Malcolm Peet (2004, this issue) presents some evidence that the international variations in the outcome of schizophrenia are associated with higher amounts of refined sugar and dairy products in the average national diet data published by the Food and Agriculture Organization of the United Nations. An association is also found between the prevalence of depression and a low dietary intake of fish and seafood.

It is a simple correlational study with a multivariate statistical analysis that finds very strong associations. The regression coefficients reported suggest that these foodstuff consumption levels account for almost all the variance in the outcome of schizophrenia and the prevalence of depression.

Is Peet correct in stating that previous epidemiological studies of these issues are missing crucial information, or is the reported association between diet and psychiatric disorder at a population level just a particularly dramatic example of the ecological fallacy?

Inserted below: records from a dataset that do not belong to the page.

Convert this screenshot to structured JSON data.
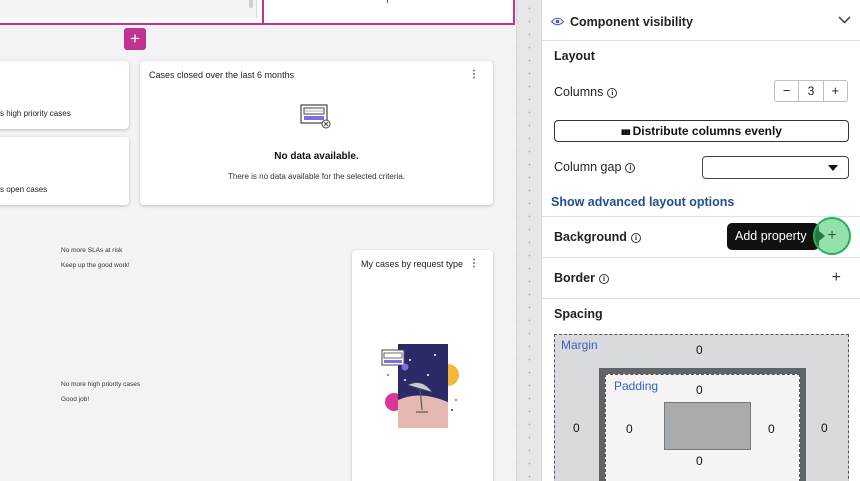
{
  "canvas": {
    "add_button_icon": "+",
    "stat_high": {
      "text": "s high priority cases"
    },
    "stat_open": {
      "text": "s open cases"
    },
    "cases_closed": {
      "title": "Cases closed over the last 6 months",
      "kebab": "⋮",
      "empty_title": "No data available.",
      "empty_subtitle": "There is no data available for the selected criteria."
    },
    "sla": {
      "title": "No more SLAs at risk",
      "subtitle": "Keep up the good work!"
    },
    "high_priority": {
      "title": "No more high priority cases",
      "subtitle": "Good job!"
    },
    "by_type": {
      "title": "My cases by request type",
      "kebab": "⋮"
    }
  },
  "panel": {
    "header_title": "Component visibility",
    "layout_label": "Layout",
    "columns_label": "Columns",
    "columns_value": "3",
    "minus": "−",
    "plus": "+",
    "distribute_label": "Distribute columns evenly",
    "column_gap_label": "Column gap",
    "advanced_link": "Show advanced layout options",
    "background_label": "Background",
    "tooltip": "Add property",
    "border_label": "Border",
    "spacing_label": "Spacing",
    "margin_label": "Margin",
    "padding_label": "Padding",
    "margin": {
      "top": "0",
      "left": "0",
      "right": "0"
    },
    "padding": {
      "top": "0",
      "left": "0",
      "right": "0",
      "bottom": "0"
    }
  },
  "colors": {
    "accent": "#c2338f",
    "link": "#1f4e96",
    "highlight": "#3dc86e"
  }
}
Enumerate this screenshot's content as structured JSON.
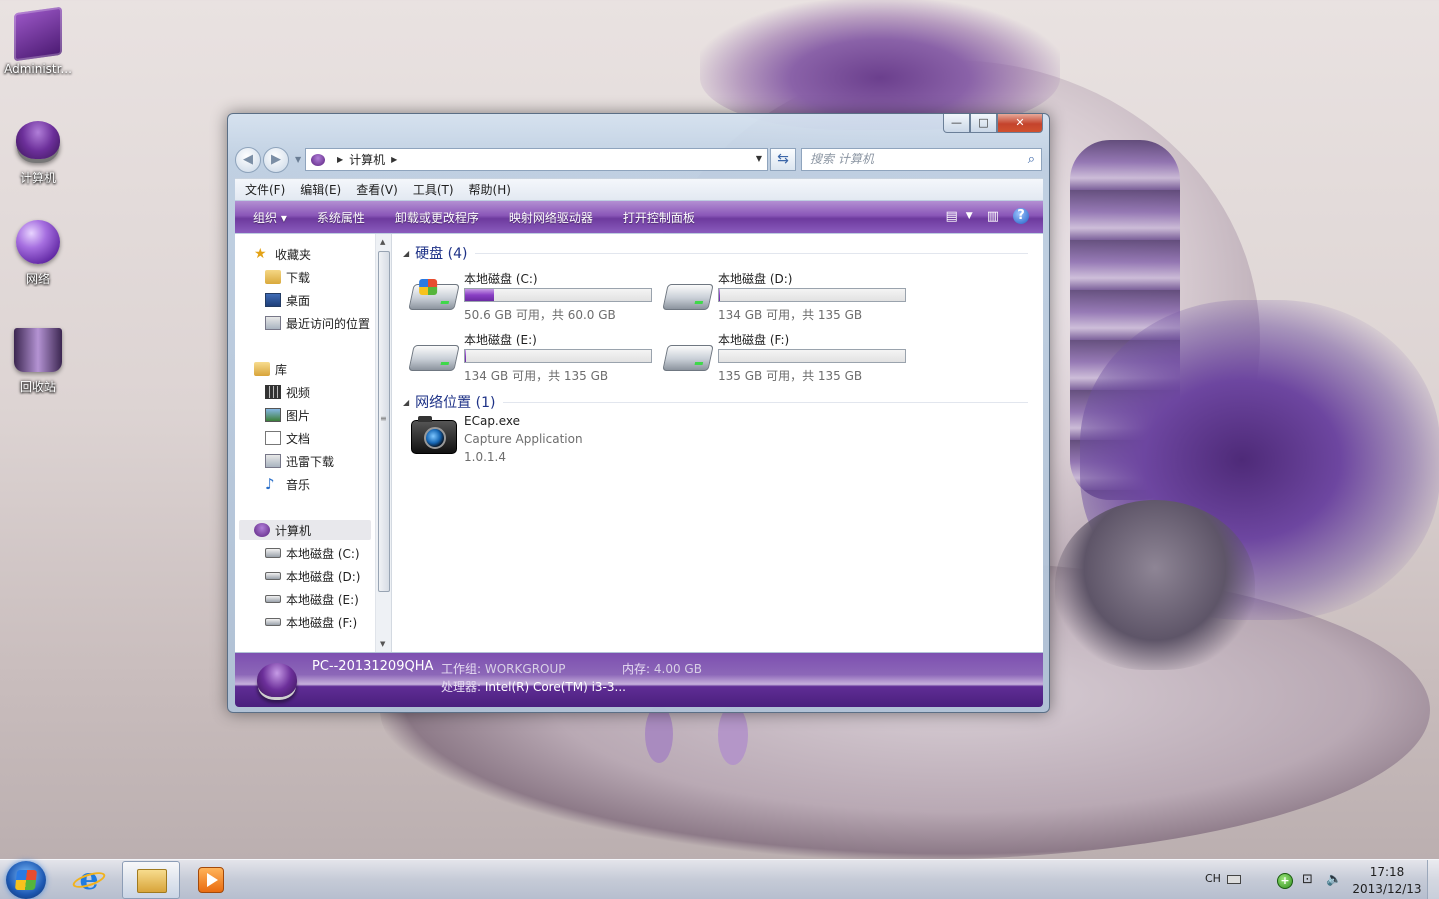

Peet’s study meets only the strong association criterion for assessing causation (Hill, 1965). Whether or not the results are biologically plausible is a value judgement. Dietary explanations for just about everything are the spirit of the age and popular in lay circles, at least in developed countries; whereas those, like us, who believe in evidence-based everything prefer their data served up from rigorous prospective cohort studies and randomised controlled trials. Arguably, however, dietary factors deserve just as much study as the other ill-defined influences on international differences in psychiatric epidemiology for which they may be a proxy.

Ultimately, if Peet’s study serves to rekindle interest in the cultural influences on major psychiatric disorders, it will have been a valuable contribution.


For more details of the study commented on in this editorial, see: